◆ EXERCISE
Each line below that contains the word "文件下载" is to be counted; give only the final number.

◆ MATERIAL PROVIDED
========

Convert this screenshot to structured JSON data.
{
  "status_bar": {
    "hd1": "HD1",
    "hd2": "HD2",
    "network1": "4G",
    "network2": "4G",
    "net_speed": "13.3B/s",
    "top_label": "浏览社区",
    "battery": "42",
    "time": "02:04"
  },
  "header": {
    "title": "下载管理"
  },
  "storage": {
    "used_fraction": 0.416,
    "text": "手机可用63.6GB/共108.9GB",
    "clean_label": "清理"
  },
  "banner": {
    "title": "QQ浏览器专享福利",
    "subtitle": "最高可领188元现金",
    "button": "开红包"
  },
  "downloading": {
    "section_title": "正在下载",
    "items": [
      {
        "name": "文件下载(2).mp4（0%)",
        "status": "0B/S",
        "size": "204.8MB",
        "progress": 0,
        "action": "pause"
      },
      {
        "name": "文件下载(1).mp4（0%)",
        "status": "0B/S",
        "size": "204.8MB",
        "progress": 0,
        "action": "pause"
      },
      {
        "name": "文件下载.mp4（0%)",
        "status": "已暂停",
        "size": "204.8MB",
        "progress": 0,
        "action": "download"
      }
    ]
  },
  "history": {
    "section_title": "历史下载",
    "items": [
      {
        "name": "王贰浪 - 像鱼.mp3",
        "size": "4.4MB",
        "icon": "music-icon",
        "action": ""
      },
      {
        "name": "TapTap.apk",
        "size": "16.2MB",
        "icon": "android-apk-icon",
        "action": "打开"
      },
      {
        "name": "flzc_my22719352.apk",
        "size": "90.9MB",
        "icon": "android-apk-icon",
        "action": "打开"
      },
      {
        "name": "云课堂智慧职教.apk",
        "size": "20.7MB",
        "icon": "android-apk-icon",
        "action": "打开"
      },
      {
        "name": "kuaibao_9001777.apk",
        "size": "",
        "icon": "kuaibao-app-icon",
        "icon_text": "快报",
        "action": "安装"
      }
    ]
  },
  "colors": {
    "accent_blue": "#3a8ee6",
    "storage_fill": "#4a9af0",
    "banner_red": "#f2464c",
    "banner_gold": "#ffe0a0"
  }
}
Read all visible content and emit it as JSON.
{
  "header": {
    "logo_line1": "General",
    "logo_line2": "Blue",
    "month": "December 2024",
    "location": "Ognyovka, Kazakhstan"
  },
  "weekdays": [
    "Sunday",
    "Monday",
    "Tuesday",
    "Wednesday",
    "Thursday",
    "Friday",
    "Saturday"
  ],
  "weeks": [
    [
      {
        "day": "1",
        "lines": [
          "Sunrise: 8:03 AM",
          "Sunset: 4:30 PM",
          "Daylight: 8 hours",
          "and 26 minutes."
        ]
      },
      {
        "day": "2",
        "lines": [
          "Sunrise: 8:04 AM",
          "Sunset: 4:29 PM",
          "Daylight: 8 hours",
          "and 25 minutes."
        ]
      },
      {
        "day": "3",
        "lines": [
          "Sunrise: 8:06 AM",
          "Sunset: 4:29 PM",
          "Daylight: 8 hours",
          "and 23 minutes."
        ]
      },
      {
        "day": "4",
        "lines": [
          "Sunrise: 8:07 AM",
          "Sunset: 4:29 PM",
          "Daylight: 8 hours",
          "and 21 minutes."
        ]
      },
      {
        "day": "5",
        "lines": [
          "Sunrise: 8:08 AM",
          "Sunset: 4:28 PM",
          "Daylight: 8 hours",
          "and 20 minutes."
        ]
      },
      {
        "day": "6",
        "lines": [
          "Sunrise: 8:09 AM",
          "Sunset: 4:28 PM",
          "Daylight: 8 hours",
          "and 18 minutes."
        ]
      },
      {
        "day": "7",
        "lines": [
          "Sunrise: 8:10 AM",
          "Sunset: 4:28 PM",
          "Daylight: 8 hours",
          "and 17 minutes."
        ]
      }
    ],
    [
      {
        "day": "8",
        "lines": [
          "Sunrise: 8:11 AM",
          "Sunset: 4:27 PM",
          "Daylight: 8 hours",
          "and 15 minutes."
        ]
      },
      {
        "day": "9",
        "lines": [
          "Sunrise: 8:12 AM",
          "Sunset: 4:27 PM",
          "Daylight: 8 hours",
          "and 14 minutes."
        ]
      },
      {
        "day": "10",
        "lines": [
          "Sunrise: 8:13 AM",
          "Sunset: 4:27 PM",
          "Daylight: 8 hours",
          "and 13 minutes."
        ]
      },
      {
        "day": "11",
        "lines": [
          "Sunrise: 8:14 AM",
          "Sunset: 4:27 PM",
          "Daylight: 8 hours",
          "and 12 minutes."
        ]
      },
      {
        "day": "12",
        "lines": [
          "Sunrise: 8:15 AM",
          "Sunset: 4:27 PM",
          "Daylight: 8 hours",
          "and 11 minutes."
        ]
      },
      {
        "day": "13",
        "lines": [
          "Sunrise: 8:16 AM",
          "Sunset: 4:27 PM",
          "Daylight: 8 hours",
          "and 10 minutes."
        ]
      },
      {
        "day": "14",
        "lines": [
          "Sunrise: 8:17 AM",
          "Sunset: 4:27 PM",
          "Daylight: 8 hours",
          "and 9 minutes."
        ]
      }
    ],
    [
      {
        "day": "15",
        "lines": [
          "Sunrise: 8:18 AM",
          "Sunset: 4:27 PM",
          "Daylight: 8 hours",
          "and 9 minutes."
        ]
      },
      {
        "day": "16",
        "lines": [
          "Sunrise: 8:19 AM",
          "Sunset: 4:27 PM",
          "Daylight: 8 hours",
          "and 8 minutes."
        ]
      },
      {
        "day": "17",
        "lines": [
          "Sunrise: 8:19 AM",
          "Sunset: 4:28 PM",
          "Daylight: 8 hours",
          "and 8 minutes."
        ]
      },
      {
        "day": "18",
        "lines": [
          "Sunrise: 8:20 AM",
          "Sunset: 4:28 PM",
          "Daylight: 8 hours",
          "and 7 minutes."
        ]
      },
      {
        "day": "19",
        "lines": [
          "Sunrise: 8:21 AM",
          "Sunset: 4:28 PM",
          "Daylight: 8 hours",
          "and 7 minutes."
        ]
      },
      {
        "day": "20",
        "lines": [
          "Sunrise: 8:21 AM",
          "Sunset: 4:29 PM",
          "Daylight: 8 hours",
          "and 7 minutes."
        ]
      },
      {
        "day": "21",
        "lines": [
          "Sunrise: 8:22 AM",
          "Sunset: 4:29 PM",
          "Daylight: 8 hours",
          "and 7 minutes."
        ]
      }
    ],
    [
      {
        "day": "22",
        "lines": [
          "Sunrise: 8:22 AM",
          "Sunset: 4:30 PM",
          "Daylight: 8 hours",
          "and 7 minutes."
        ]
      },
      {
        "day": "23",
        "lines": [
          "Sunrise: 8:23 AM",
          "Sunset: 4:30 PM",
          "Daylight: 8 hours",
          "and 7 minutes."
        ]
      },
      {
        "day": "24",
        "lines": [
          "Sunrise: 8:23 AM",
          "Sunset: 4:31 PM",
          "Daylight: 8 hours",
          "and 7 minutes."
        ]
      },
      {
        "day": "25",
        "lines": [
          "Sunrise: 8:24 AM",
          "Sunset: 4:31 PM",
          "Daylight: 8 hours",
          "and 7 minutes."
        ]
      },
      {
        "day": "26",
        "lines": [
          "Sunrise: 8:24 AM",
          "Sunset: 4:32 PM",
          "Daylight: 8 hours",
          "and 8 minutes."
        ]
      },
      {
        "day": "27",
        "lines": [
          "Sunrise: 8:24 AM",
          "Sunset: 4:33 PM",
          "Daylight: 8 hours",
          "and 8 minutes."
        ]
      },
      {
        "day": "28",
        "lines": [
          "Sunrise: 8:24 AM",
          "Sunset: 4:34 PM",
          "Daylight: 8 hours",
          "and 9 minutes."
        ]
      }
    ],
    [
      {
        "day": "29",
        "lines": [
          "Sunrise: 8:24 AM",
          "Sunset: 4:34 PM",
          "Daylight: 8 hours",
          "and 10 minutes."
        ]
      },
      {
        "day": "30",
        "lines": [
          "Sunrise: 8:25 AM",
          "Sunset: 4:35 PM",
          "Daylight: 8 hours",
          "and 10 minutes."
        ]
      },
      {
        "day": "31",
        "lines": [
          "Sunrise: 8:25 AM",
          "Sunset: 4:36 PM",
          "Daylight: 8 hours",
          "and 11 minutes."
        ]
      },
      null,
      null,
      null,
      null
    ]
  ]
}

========

◆ ANSWER TO THIS TASK
3